How many injections you require depends on your medical condition. Most patients need anywhere between three and ten per session, but you may require more.
While you can experience improvements in their symptoms after a single neural therapy session, you often require more than one. If you decide to undergo treatment, you will need, on average, between six and sixteen sessions at one to three-week intervals.
Progress after the first session can be small. However, treatment effectiveness increases in subsequent sessions. Patients report a rapid reduction in both local and deferred pain, owing to improved regulation of the ANS.
Before you receive neural therapy, practicing physicians will test for interference fields. Discovering their location shows them where they should target treatment.

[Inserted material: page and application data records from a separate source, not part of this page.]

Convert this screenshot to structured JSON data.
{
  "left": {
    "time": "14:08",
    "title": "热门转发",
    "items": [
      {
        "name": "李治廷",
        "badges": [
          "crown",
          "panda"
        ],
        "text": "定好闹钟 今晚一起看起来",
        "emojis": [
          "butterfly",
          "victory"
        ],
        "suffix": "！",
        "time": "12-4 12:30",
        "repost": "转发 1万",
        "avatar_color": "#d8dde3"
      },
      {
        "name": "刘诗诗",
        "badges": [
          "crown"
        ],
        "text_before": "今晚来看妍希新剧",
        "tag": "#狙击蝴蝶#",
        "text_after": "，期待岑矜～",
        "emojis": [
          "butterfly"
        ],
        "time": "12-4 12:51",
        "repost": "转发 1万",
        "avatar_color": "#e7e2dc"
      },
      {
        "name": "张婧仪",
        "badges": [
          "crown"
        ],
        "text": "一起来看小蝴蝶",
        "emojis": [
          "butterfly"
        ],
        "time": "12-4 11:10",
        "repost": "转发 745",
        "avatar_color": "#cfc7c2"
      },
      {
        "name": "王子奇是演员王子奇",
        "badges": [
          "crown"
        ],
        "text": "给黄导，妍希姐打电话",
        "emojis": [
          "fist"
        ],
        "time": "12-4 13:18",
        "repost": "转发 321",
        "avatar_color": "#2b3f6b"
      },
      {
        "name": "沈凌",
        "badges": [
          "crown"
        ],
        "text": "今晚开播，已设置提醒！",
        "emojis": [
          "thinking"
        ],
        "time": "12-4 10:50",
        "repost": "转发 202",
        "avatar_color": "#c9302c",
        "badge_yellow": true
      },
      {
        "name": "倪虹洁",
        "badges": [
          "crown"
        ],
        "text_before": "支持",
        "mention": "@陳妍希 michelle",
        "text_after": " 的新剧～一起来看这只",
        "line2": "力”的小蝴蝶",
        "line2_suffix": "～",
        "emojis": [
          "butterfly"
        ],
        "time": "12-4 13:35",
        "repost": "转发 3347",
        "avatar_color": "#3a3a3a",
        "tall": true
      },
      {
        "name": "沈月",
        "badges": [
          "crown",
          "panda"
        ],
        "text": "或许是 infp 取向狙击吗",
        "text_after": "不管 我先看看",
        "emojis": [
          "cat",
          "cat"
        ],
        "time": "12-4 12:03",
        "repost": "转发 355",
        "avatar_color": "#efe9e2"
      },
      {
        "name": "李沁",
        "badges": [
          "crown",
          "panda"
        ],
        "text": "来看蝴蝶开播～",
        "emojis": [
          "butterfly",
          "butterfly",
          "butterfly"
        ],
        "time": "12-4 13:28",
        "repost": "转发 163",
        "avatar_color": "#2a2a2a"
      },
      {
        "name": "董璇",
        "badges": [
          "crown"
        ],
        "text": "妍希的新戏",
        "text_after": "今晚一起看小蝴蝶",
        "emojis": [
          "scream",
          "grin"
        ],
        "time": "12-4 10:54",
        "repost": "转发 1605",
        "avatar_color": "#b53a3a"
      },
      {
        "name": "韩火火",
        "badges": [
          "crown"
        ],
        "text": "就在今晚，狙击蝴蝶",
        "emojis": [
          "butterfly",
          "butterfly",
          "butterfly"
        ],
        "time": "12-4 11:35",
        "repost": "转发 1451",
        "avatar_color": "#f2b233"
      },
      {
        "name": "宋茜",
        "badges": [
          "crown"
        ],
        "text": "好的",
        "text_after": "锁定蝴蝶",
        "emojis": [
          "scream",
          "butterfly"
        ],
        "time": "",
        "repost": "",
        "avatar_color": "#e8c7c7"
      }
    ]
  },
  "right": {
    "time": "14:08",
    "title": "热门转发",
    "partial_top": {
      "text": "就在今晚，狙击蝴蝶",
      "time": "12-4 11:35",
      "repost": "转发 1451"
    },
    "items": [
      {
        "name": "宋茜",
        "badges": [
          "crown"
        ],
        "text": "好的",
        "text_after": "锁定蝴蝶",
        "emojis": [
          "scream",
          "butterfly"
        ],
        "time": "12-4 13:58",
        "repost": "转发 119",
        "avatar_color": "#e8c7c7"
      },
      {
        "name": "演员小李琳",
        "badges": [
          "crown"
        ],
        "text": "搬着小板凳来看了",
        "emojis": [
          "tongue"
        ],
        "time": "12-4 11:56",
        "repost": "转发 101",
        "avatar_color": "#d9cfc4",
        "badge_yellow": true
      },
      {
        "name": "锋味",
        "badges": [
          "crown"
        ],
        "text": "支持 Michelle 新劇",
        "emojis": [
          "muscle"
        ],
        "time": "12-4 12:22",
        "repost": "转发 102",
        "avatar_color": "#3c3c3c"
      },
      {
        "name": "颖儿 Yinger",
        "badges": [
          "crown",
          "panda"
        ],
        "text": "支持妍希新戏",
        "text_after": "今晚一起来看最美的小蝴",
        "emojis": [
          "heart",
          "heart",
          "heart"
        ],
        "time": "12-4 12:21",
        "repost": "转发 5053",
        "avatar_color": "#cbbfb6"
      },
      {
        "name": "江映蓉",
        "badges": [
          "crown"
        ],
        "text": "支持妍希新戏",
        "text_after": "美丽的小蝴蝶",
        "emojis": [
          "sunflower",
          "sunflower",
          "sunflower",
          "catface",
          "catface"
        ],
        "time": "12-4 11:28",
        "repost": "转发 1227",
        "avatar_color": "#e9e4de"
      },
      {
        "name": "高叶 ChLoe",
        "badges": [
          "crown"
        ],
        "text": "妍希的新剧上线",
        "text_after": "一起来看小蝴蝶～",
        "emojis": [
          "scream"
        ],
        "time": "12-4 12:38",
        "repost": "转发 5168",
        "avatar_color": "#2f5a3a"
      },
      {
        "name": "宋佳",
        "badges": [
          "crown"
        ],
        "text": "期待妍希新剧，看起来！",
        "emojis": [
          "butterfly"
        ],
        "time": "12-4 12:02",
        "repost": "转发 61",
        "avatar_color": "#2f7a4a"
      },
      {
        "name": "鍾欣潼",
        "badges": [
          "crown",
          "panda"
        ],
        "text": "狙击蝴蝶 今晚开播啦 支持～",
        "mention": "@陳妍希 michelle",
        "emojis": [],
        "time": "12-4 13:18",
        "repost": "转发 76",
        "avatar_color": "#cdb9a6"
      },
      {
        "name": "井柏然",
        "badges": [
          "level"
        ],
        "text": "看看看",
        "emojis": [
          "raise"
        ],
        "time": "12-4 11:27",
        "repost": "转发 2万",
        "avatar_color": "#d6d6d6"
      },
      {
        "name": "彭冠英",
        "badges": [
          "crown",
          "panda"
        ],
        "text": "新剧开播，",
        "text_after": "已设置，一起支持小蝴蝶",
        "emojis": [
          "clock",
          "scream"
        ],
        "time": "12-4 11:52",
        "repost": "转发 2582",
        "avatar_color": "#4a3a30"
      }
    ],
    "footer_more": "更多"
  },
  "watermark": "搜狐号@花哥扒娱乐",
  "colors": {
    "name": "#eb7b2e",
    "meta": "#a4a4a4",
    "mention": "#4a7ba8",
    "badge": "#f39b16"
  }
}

Until recently, the methods for detecting interference fields were inaccurate. Techniques couldn’t quite pinpoint the location of affected tissues, reducing the effectiveness of injections.
Some physicians, for instance, used temporal association. This technique involves identifying when symptoms began to locate the interference field. For example, if chronic pain started after dental work, the temporal field is likely in the mouth or jaw.
Later, physicians developed a more empirical approach. This method involved correlating known illnesses with areas of pain. Diabetes patients, for instance, often feel pain in their extremities.
As techniques improved, they became more systemic. Physicians moved from identifying single trauma sites to asking patients about their entire history of injuries. They then used this information to treat tissues across the body more generally, instead of just focusing on a single area. Such approaches were popular because they were objective, using measurements to determine treatment patterns.
Unfortunately, none of these techniques were as accurate as patients required. While there was some success, objective identification of interference fields remained a challenge.
However, thirty years ago, there was a paradigm shift. Doctors began using patient feedback to identify regions of concern, using a technique called Autonomic Response Testing (ART) developed by Louise Williams and Dietrich Klinghardt.
The first step is to find out whether your ANS is “open” or “blocked.” If your ANS is open, it means that physicians can identify the interference field. If it is blocked, it means that the ANS is dysfunctional and interference fields are untestable.
To determine the configuration of your ANS, physicians perform a series of tests, usually on the biceps. They begin by asking you to lay down and then bend your arm at 90 degrees so that it faces upwards. They will then put pressure on the first scar you ever got while trying to push your arm down at the same time. If your muscular resistance is minimal, you are said to have an “open” ANS configuration. If your muscles stay strong, however, you are said to be blocked.
Treatment can proceed for patients with open autonomic nervous systems. Physicians put pressure on scar tissues and then observe whether patients' muscles go weak. If they do, then it indicates sites suitable for injection.
While this method might sound a little strange, it is the most accurate developed so far. Neural therapy is more successful after ART than other interference field identification techniques.
Abnormal interference fields can cause a variety of conditions since the ANS links to every part of the body.
For instance, chronic musculoskeletal pain often relates to the presence of interference fields caused by a lack of blood flow to the affected region. Smooth blood vessel cell walls should open up to provide increased oxygenation and nutrient deposition to affected tissues. However, if that doesn’t happen, tissues can remain cut off, causing pain. Over time, lack of oxygen flow may lead to disability or disease. Necrotic tissues can sometimes develop in extreme cases, requiring surgery.
Fortunately, effective neural therapy can address the root cause of many ANS-related conditions. The treatment may be able to improve or cure: